* Question: Why does Chessmaster (as the weak side) seem to make the "best" move in some non-winning endgames (like KPK) but not others (like KRKB)?
In KPK Chessmaster tries to steal the opposition and get a draw. And in KQKN Chessmaster tries to attack the queen. In KRKB the rook should try to take the bishop and win.
Chessmaster comes with 4-men and some 5-men endgame databases (EGDB) also known as tablebases. When there are less than 5 pieces left on the board the engine stopes calculating and is only looking up into EGDB and sees if the position is won, lost or drawn. If it's won, it will make the moves that lead to the quickest mate. If it's lost, it will make moves that avert mate the longest. In drawn positions (as KRKB mostly is) Chessmaster will make ANY move that doesn't change the outcome of the game. So it just shuffles the pieces back and forth seemingly randomly. But it will never make a move that would change the outcome of the game - thats why it plays the endgames "perfectly".
The funny thing, then, is that in drawn endgames such as most KRKB, humans can play (much) better than a computer with endgame databases that is supposed to play perfectly.
No they don't
Humans from time to time make a move that changes the outcome of the game (from drawn to lost, or from won to drawn), EGDB's don't do that, ever
You're missing the point. The point is that in a DRAWN position in a king and rook vs king and bishop endgame, a human would still try to win the bishop (basically HOPING that the weaker side would blunder, resulting in a win). Therefore, the human would be playing better moves in this case.
Computers don't have any hope, do they?
I know what you are meaning to say, humans keep on trying in theoretically drawn position, setting traps and hoping that their opponent will fall into them. Computers can't possibly do that, for them a drawn position is a drawn position. They see that they can't win, period. No program has an algorithym that would chose the move that creates most problems for their opponents - all moves that lead to a draw are the same for them. And in theoretically drawn positions, all moves lead to draw, hence they are all the same.

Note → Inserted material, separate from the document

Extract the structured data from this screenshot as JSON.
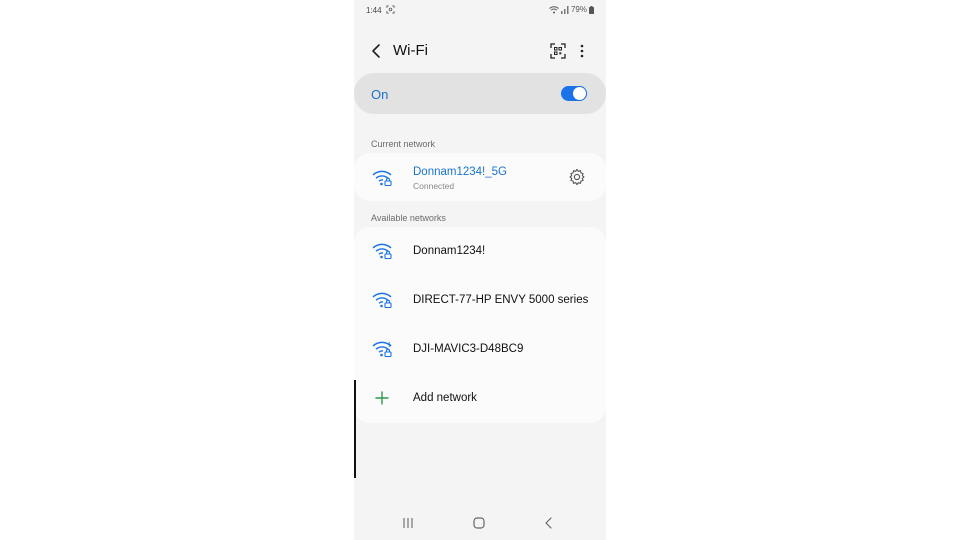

Computer's endgame "perfect play" is perfect in a sence that it never changes the outcome of the game. Humans make moves that change the outcome of the game, hence they play worse.